» **Data to process**
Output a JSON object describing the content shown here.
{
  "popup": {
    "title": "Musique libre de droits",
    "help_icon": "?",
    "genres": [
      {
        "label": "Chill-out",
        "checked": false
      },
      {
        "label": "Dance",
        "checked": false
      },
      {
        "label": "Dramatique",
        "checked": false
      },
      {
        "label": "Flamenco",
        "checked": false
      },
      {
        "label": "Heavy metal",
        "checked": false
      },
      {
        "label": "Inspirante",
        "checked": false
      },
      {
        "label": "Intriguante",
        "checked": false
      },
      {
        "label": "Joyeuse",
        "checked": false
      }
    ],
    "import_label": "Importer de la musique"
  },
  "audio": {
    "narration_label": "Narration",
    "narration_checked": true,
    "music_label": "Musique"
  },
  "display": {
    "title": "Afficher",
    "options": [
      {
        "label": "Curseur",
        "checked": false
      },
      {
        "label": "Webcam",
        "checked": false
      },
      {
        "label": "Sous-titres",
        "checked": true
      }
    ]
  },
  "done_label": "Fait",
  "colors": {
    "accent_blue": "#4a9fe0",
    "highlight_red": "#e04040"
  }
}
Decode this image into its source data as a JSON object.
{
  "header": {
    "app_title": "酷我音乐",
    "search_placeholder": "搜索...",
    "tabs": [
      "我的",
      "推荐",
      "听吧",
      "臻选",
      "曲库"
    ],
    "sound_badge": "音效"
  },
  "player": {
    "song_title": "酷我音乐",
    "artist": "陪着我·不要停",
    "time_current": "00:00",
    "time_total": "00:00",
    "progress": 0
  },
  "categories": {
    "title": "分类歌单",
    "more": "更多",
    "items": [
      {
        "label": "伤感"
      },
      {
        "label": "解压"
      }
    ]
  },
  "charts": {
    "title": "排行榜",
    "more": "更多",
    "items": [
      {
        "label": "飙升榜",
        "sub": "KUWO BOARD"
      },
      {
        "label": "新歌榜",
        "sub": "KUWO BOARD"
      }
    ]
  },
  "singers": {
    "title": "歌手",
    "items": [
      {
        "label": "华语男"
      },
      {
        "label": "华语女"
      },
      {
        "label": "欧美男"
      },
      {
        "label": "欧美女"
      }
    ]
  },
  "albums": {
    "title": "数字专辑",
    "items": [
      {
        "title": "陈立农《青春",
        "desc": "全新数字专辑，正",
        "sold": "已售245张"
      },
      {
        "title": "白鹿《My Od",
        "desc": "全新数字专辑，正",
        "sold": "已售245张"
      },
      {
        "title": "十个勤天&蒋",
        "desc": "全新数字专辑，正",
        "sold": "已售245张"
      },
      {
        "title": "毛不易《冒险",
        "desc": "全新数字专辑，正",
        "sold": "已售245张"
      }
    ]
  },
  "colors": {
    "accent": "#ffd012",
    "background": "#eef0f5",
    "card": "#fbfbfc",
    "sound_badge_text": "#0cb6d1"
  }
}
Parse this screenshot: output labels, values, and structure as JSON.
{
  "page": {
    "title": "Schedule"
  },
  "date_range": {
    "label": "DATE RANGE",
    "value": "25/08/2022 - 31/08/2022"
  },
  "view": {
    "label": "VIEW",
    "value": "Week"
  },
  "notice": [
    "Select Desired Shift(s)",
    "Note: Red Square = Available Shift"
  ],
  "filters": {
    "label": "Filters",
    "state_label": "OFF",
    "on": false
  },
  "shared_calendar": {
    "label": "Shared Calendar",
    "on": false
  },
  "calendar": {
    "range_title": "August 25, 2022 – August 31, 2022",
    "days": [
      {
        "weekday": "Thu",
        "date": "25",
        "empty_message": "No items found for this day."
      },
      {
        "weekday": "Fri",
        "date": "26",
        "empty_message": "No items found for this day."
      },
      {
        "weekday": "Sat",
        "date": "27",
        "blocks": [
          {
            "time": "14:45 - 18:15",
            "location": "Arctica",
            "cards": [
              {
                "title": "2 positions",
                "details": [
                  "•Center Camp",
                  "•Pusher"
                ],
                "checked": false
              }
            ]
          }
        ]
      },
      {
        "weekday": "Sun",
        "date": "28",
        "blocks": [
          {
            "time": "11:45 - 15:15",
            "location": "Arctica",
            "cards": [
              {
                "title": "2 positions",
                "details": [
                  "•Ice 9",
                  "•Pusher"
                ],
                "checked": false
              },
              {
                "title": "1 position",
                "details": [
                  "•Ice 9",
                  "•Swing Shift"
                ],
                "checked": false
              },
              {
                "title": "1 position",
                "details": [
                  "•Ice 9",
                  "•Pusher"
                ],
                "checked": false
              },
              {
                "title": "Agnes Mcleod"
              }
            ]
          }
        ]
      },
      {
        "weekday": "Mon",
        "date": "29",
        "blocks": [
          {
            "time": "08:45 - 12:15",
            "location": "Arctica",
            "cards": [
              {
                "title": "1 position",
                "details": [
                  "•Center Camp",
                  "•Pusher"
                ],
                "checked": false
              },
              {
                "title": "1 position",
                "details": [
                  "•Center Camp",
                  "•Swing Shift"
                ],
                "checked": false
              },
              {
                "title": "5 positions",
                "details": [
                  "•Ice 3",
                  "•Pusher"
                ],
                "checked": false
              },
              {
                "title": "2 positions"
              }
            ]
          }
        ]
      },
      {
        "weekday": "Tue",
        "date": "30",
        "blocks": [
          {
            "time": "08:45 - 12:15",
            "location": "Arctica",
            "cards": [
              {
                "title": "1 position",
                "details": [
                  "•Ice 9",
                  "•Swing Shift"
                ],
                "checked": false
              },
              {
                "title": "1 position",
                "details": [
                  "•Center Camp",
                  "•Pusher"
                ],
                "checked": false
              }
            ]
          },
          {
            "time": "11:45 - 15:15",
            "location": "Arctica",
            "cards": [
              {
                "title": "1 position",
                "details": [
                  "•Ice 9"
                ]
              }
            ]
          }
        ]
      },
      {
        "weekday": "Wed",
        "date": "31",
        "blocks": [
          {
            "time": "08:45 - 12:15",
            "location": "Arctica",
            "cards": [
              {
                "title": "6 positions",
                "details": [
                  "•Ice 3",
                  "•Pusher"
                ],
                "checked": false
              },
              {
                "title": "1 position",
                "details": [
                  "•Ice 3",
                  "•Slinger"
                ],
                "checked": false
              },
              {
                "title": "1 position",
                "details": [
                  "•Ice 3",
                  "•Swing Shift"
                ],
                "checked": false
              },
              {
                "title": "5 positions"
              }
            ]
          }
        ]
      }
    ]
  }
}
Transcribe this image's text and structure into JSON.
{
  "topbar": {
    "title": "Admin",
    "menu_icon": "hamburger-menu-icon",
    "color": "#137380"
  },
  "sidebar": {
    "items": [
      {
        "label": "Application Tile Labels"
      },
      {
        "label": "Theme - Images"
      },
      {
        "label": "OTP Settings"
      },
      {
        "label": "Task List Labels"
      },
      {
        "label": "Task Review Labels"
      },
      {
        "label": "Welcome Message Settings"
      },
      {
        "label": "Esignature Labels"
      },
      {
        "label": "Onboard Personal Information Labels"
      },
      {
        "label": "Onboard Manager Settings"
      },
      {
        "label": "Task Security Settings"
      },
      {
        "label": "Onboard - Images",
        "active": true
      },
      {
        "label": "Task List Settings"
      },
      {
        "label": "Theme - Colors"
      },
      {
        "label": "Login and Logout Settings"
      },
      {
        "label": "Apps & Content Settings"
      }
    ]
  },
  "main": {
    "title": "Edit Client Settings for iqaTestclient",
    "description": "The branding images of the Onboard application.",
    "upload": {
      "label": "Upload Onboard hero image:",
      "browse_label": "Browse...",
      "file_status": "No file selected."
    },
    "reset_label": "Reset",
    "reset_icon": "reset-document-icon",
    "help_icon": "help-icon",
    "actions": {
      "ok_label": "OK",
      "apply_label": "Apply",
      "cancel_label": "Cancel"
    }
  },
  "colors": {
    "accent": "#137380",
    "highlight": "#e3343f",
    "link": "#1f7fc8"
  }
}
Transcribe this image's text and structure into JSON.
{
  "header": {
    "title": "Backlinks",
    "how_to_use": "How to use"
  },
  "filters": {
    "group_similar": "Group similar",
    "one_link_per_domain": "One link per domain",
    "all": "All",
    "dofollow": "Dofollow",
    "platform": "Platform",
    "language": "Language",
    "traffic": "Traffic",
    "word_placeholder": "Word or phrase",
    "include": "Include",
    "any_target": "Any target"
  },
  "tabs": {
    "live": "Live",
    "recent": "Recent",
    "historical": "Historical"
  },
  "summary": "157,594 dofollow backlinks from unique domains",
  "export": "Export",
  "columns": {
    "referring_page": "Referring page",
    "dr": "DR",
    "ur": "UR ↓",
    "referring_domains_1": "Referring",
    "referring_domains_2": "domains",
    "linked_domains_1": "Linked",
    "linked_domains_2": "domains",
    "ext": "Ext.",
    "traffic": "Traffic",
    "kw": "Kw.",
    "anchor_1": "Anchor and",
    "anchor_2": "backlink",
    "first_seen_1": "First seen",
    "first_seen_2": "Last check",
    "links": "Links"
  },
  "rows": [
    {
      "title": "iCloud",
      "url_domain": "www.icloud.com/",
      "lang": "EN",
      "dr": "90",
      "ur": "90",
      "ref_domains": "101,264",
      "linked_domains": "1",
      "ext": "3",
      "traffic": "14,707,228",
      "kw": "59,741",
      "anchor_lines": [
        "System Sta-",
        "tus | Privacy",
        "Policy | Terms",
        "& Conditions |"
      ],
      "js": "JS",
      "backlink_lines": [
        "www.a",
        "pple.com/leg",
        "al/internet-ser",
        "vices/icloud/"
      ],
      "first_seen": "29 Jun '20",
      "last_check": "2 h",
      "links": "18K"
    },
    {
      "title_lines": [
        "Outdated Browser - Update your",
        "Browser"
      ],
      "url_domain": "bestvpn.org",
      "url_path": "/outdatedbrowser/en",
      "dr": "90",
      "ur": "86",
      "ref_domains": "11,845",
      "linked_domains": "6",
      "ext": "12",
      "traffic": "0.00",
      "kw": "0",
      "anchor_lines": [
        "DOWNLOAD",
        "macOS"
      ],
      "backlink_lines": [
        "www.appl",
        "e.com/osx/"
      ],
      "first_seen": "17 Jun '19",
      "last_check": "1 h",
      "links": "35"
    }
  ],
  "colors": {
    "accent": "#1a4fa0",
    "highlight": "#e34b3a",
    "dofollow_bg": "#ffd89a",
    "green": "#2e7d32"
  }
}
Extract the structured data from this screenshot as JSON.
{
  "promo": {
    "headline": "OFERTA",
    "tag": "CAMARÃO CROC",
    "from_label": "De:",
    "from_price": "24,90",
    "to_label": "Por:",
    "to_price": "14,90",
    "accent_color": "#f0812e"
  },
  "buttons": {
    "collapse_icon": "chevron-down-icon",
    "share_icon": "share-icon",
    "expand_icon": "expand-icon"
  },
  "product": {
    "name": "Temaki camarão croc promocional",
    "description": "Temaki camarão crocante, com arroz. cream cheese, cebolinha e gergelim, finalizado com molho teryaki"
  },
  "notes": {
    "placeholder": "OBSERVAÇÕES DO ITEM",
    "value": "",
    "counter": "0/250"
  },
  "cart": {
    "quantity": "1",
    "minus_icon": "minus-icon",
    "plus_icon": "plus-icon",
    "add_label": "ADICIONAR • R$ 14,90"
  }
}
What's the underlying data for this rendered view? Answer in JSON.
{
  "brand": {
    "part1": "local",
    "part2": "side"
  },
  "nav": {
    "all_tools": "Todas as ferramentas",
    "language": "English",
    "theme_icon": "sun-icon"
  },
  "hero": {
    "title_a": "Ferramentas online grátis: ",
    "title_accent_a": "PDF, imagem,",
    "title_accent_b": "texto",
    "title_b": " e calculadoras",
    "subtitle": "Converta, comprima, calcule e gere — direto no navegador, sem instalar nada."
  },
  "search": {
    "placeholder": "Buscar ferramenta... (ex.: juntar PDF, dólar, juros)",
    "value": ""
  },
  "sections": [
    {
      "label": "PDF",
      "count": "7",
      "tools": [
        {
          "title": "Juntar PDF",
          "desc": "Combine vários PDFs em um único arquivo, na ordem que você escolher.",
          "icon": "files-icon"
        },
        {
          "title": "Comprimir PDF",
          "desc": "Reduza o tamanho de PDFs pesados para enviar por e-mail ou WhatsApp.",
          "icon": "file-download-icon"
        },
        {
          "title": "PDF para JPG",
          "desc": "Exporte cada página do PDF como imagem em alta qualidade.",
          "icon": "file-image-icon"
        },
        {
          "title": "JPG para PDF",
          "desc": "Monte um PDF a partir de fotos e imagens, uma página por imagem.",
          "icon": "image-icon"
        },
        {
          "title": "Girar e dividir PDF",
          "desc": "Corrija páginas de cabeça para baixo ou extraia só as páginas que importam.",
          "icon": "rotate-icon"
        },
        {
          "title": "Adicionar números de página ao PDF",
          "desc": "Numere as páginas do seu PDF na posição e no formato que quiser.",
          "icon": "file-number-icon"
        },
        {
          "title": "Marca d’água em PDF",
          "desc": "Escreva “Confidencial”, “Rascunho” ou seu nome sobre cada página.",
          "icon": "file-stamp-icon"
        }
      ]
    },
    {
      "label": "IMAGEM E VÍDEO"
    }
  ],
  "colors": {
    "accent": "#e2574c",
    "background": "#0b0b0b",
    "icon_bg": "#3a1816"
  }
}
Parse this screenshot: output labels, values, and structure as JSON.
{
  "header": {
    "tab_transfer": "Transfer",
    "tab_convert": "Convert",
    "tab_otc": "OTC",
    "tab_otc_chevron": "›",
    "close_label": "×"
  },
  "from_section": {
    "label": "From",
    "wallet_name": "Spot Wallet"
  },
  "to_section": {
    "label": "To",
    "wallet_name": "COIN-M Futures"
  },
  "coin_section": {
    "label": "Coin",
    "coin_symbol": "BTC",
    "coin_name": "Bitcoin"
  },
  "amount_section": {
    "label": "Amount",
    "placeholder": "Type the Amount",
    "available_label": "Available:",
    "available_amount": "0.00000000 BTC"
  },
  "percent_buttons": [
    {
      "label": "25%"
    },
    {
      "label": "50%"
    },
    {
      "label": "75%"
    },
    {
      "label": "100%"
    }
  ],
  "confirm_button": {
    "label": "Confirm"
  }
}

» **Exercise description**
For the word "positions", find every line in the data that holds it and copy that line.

» **Response to this task**
                "title": "2 positions",
                "title": "2 positions",
                "title": "5 positions",
                "title": "2 positions"
                "title": "6 positions",
                "title": "5 positions"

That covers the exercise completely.